COACH FERENTZ: Hopefully not, but that's what we're going to keep coaching hard and hopefully our players will keep playing hard. I think they will.
Q. The bye week, what's the biggest challenge in transitioning?
COACH FERENTZ: Quite honestly I've forgotten. The one thing I remember is you get frustrated during bye weeks. That came to me somewhere around Thursday. It's a little bit like spring practice where you don't have a game sitting right in front of you. The focus is a little bit different.
All that being said, I thought it was a good week, and we'll see what happens. Hopefully we have a good three days here starting today.
Q. Top scoring defense in the nation, I believe it's 11 points a game. I know there's a lot of football to go, but could you talk about the confidence your defense is playing with right now?
COACH FERENTZ: I think the thing they've learned or at least they've seen or that's been illustrated is when they play well and play together and play smart, we've had good results. And if you look at the scoring drives, it's not 100 percent, but the scoring drives, at least in conference play, there's usually a play or two in those drives where we open the door and give them an opportunity to really gain some momentum.
That's just defense. If you're giving up big plays, either by penalty or a big play in general, usually it comes back and gets you. It's kind of like walking guys in baseball, late innings, so the focus there is just being consistent, not losing sleep over the six-yard gains but being consistent and being smart.
Q. How improved is the secondary, if at all, this year?
COACH FERENTZ: Again, I'm always kind of guarded. We still have four games. But I think we're working hard back there. I think the guys have a good attitude like everybody on our football team, and I think we're making progress, incremental progress.

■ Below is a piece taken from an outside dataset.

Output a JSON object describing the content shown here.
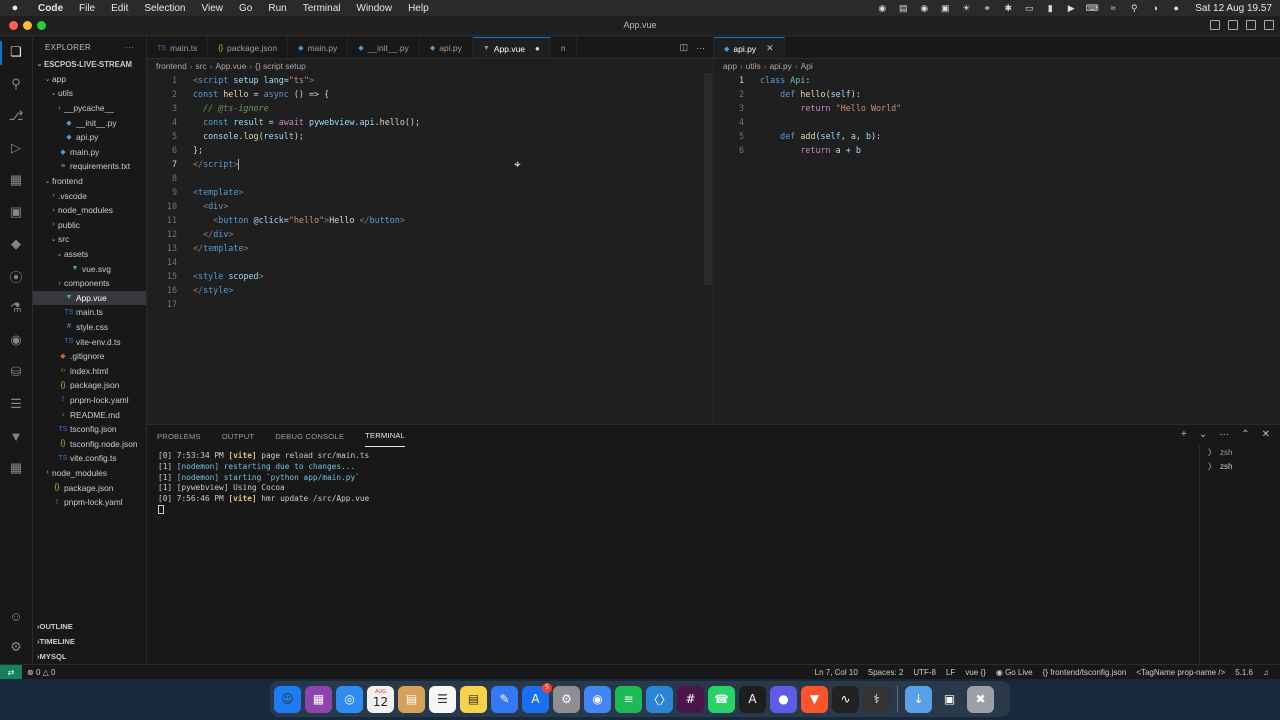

But the proof is in the pudding. We still have four games to play out, so we'll know a lot more in a month.
Q. With Shonn getting all the yards and a little more attention, kind of lost in the shuffle is the offensive line. Do they take pride in that, seeing their back get a little bit more recognition?
COACH FERENTZ: I think they do. I think just offensive production in general makes linemen feel better, and certainly when a back is running well, it's a direct reflection. I'd be remiss if I didn't include our receiver blocking in that, too. When you start getting the bigger runs, that's usually an indicator that the guys on the outside are working, also, and they've been doing a good job there, so I think that's great to see.
I think everybody is figuring out that if everybody gives that little extra bit of effort maybe something good will happen.
Linemen, there aren't many stats they can hang their hats on, I guess, so I think it's a good thing for them.
Q. What are your thoughts on Ron Zook just in the times you've coached against him?
COACH FERENTZ: He's an excellent football coach. I think the work that he's done at Illinois, without even going back, he's had a tremendous career every step of the way. But if you just look at the turnaround that they've made in a short period of time, taking that team to the Rose Bowl last year speaks volumes. It's not easy to do. Not many people have done that, and it's a real credit to Coach Zook and his staff.
Q. Going back to the bye week a little bit, how was your routine altered? Did you get a little bit more time away, at home, to relax? Did everybody have a three-day weekend?
COACH FERENTZ: Not everybody, but players did. Well, not three days, either, but close. They had Friday, Saturday. But pretty much for us, we were in here three days and then everybody hit the road Thursday and Friday recruiting. I say everybody; I didn't, and the coordinators didn't. But our seven permissible guys were out recruiting Thursday and Friday, and some guys were traveling back Friday night. Most everybody got back Saturday at some point and had Saturday off, and then we came back in Sunday and had a normal week.
But the big difference is we were home at night every night last week. We weren't up here watching tape and that type of thing, which is nice. Nice to have dinner at home, even if it was a little later than normal, but still nice.
End of FastScripts